Thursday, June 30, 2016

Self-Learning Is a Necessity

As we take about three weeks off of school between closing out the last academic year and beginning a new one, I am making final my curriculum plans for three grades: Fourth, Second, and Kindergarten. (I will publish them on this blog, as usual.)

Recently, I had a chance to speak in social settings with some professional school teachers about homeschooling, and the questions were so interesting because it had been years since I had 'stepped out of my bubble.' Virtually all my friends and mentors are homeschooling mothers, so I forget that homeschoolers are atypical.

"But how will you do it? How do you teach all the lessons to all the children?"

The answer is that I don't: It wouldn't be possible. As a homeschooling mother, I am noticing increasingly the necessity in our family to have my children self-learn as much as possible because of the sheer number of subjects I must teach.

From everything I've read and from inquiring of more experienced homeschooling families, by high-school the students should be teaching themselves their own courses and managing their own time. And isn't that the goal? A high-schooler is on the cusp of adulthood, when, theoretically, he or she will be able to get a full-time job, marry, and raise babies! If that young adult can't navigate a textbook or course on a subject he wants to learn, then, Houston, we have a problem.

How we get from these early elementary grades when a lot of hand-holding is required to an independent, self-guided learner in high-school is something I'm trying to learn along this journey.

This year, it looks like I will be teaching daily:

K- Math
K- Phonics
K- Music Theory
K- Penmanship
K- Catechism/Religion
K, 2, 4- Spelling (separate lesson for each student)
2- Math (unless I can transition her to Teaching Textbooks, so she can learn via computer lessons)
4- Composition
CCE Memory Work to all
CCE presentations every other week (children still need hand-holding for those)
Read aloud literature to all
Morning Basket to all

My mind is whirling with realizing just how much there is to teach, even when I've been intentionally teaching the children to be as independent of learners as possible. I still have to teach all the subjects to the Kindergartener, along with Spelling and Math to the other two grades, Composition to the fourth grader, and some more odds and ends . . . while supervising their other subjects, grading everything they complete, keeping the children on task, and occupying the three-year-old and almost-one-year-old (the last of which, at one time, seemed like a full-time job to me).

That is more than a full day!

Learning how to use Teaching Textbooks (math) on the computer

Subjects that the children must learn themselves with minimal supervision:

2, 4- Catechism/Religion
2, 4- History
2, 4- Geography
2, 4- Grammar
2, 4- Literature
2, 4- Penmanship
4- Typing
2, 4- Math
4- Latin
K, 2, 4- Instrument practice and Music Theory
2, 4- Science

I continue to try to wrap my mind around how this is all done. I know it's possible because I see families much larger than mine thriving and producing well-educated students! Step by step, we will get there!

1 comment:

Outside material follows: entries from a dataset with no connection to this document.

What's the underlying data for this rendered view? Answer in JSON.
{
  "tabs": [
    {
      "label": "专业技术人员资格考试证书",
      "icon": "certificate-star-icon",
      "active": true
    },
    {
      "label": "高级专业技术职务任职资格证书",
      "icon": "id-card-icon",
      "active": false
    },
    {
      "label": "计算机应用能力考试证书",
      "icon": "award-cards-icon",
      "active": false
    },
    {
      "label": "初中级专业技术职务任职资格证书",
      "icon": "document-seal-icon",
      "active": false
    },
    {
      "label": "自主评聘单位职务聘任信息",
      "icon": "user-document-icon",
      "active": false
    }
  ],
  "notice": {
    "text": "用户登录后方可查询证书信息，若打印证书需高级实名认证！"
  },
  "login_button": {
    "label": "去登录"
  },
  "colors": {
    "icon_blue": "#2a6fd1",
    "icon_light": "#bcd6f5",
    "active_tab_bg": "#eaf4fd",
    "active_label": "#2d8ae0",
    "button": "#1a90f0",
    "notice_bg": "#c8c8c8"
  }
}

  1. From a friend via email:

    This is so good! There are a few things I can have my transitioning into 5th grade and transitioning into 1st/2nd grade kiddos work on independently, but there is still SO MUCH hand holding. Interestingly, my 1st/2nd grader is much better at independent learning than the 5th grader (who did spend some time in public school, as you know). But then the 3yo wrecks a lot of havoc.